The max amount of mortgage you are referring to @Colby Adkins has to do with personal residential mortgages. I think the limit is 8-10 per person. When you hear of 50 units or more, there are other loan products and opportunities available for individuals to scale, including commercial loans, blanket loans, portfolio loans, private money, hard money lenders, etc. After you max out, you have to get creative!
It sounds a bit counter-intuitive. Say you get ten mortgages in your name and your spouse gets ten mortgages in their name. Sounds like 20 units, right? Well, what if they were all duplexes or included some triplexes? Now you're up to 40+ units/doors and still not above the ten mortgage/person limit. Some people will also not use conventional financing - e.g. use a HELOC on your primary residence as the "mortgage" on the rental. Some people don't pursue FHA-approved loans - i.e. the lender can't sell the mortgage so this limit wouldn't apply.
After they hit their limit, my understanding is that people use the options that @Dan Barli mentioned - e.g. portfolio loans.
To be clear, I'm not advocating any particular strategy. Simply stating how some people orchestrate their investments.

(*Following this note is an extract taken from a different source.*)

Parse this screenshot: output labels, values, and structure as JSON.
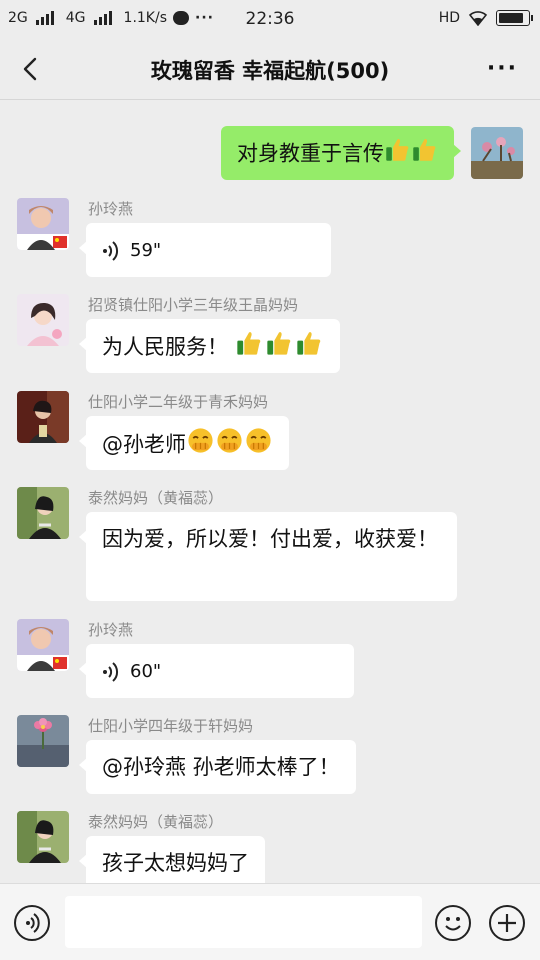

For clarity, the law has nothing to do with it. There is no legal limit to the number of deals one can do.